Labor is termed as induced when it doesn’t begin naturally on its own. This usually happens when a doctor has a credible medical reason to artificially kick-start labor and is aimed at keeping the baby safe and healthy. Letting nature take its course may be a great idea but sometimes the body may need a little push for the sake of the baby.
You may be offered an induction if:
- Your waters break but labor is taking time to kick in. You will be offered an induction after 24 hours because you and your baby are at risk of an infection at this point.
- You are past 41 weeks and no sign of labor. This may depend on hospital policy though.
- You have a condition, chronic or acute, that puts you or your baby at risk. This includes kidney disease, pre-eclampsia and any other that the doctor may point out.
- You suffer from diabetes. There is a chance that your baby will be bigger than normal. Upon investigation, if the baby is growing normally then the doctor may recommend an induction after 38 weeks and if the baby is big the doctor may prescribe a C-section.
- You are 40 or above. This age group comes with a higher rate of stillbirth and induction at 39 to 40 weeks may reduce this risk.
Some women want an induction because they may want the timelines to coincide with something, say the arrival of their partner. Others may opt for one if they previously had a stillbirth and are worried about it happening again.
Induction largely depends on your body and whether it’s ready for labor. Doctors may offer it to you but you have the option to ask questions and even refuse. Talk it through with your partner and clear all the doubts you may have with the doctor before you agree to it.
How labor is induced
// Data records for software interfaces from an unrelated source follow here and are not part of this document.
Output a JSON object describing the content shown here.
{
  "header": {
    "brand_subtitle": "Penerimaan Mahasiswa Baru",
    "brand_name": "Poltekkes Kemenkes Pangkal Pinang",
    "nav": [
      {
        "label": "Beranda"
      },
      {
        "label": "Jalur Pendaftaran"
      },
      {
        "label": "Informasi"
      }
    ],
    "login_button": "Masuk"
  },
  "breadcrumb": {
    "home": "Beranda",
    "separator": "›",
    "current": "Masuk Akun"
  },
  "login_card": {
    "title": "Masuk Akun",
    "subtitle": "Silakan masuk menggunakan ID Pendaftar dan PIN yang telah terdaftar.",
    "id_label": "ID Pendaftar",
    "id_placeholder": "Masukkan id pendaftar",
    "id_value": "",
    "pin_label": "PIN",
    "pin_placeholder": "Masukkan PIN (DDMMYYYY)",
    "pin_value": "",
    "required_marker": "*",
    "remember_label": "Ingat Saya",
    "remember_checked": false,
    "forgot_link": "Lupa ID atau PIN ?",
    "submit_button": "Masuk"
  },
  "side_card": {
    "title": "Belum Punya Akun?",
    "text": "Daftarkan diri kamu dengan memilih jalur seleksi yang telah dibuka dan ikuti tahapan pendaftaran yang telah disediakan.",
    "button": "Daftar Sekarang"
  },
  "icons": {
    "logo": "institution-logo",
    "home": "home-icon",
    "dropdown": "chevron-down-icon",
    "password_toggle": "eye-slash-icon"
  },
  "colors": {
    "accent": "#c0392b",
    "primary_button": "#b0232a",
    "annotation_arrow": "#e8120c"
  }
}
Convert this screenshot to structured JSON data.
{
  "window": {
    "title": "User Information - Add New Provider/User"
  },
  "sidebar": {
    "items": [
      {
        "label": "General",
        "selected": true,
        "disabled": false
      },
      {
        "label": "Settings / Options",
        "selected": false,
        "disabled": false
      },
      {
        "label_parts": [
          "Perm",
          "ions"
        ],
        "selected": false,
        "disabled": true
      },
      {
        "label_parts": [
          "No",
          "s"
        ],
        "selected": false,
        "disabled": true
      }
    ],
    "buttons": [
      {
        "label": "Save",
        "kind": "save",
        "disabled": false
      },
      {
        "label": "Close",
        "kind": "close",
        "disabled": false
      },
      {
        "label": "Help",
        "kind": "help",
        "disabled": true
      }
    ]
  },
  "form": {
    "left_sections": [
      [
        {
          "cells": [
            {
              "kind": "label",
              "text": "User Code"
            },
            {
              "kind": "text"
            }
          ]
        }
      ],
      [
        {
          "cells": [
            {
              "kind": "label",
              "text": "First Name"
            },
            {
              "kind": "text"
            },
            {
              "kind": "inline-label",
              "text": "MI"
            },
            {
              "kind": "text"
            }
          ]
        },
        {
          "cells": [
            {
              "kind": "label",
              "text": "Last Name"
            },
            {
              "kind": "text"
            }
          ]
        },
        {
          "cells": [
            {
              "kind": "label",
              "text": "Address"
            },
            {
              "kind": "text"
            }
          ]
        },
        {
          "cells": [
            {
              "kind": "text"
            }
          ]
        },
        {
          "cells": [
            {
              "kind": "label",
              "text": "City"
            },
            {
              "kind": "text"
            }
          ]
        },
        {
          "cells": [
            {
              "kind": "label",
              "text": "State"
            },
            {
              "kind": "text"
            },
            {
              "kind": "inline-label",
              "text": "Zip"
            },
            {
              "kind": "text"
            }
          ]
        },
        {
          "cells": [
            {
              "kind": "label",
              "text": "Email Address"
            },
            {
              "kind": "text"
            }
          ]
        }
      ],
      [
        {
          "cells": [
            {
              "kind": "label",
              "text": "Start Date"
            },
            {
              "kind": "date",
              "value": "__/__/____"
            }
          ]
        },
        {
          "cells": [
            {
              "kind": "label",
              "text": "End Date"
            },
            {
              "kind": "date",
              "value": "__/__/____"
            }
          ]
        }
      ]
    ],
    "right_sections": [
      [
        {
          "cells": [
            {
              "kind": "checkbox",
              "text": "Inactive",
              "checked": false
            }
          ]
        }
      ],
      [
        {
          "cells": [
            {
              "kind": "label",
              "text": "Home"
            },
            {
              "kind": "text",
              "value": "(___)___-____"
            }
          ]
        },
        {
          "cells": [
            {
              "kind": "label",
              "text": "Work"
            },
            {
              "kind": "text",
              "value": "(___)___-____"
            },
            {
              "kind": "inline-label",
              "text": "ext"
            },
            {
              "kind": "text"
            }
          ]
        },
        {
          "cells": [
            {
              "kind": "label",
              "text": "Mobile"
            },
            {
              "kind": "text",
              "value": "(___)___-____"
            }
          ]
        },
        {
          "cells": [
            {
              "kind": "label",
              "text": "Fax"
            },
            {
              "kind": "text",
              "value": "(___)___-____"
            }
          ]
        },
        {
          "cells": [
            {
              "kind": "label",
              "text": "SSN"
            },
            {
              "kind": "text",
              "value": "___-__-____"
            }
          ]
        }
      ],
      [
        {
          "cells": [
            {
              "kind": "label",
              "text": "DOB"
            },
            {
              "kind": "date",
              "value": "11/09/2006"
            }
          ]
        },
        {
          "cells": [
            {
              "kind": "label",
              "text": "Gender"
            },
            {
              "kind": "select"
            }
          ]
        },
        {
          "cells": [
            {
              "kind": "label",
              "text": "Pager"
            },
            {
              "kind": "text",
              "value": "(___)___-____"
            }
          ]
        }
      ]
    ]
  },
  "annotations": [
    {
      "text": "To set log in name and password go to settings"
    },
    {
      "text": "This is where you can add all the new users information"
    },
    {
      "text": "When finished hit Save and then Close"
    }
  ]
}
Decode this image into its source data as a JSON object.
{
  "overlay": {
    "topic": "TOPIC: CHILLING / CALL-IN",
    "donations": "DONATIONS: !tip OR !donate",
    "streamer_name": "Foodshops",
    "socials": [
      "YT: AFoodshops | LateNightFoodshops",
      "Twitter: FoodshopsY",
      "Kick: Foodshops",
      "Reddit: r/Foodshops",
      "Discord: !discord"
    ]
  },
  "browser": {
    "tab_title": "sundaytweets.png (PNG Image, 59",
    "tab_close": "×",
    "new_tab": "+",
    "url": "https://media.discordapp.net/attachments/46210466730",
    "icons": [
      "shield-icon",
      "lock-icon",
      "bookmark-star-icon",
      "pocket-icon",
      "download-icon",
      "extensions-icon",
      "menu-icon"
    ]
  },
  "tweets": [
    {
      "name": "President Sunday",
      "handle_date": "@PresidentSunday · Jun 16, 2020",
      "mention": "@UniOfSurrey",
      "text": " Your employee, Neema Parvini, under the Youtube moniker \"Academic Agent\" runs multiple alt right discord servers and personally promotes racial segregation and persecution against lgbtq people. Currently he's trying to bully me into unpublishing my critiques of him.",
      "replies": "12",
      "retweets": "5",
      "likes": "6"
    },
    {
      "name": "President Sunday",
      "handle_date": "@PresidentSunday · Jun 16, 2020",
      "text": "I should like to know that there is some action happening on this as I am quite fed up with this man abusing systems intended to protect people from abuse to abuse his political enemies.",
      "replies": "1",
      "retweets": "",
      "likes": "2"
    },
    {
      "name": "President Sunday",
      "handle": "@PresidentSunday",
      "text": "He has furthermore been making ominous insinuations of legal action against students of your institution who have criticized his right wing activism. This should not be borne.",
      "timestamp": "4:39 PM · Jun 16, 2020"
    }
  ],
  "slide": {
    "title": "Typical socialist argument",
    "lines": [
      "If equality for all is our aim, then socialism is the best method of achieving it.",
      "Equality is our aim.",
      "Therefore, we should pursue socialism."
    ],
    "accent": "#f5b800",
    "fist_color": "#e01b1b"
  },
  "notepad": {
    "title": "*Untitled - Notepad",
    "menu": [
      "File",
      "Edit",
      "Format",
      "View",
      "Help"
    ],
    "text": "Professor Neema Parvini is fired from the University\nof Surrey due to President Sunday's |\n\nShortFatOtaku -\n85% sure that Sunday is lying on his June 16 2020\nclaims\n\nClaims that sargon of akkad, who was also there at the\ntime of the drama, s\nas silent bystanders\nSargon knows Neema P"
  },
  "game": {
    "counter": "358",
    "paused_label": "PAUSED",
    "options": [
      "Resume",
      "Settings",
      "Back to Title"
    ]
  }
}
There are a number of different options for induction. Some are medical and some aren’t but have medical backing so, don’t worry about it.
This is done by passing a finger around the opening of your cervix. Sweeps are done at term and are unadvisable if your waters have already broken due to the risk of infection.
The purpose of a membrane sweep is to stimulate the production of prostaglandin and this may set labor in motion. The midwife or doctor tries to separate the membranes (the sac holding the amniotic fluid around the baby) from the cervix. If you are not dilated enough for a sweep, the doctor may massage or stretch your cervix instead.
You may have several membrane sweeps before labor begins and it may be uncomfortable or even painful having them. You may feel some cramps and have some bleeding but this is expected. If you feel you don’t want a sweep let your midwife know.
This is a hormone-like substance that acts by ripening your cervix. The doctor will check your Bishop score and baby’s heartbeat first before administering it.
It comes in form of a gel, tablet or pessary and is inserted into the vagina. You can take a walk as you wait for it to take effect or even go home, depending on why you’re being induced. You may feel a little nauseous, feverish or have diarrhea and your vagina may feel a little sore. There’s a chance of overstimulation and this may be stressful for the baby due to the frequent, long and intense contractions that come with it. Doctors can however reverse overstimulation.
Artificial Rupture of Membranes
Also known as ARM or breaking the waters, this is done using a glove with a pricked end or a long thin probe. The doctor manually makes a break in the membranes. It may not get labor started so it is usually done after labor has already begun.
This is the synthetic form of oxytocin. This is offered when all the above haven’t worked or labor has already begun but isn’t progressing. It is administered through an intravenous drip.
The contractions are more intense than natural ones so you will be offered some pain relief.
The method used will depend on how ready your cervix is. Make a point of going through the pain-relief options with your doctor before you get into labor because chances are you will need them with induction.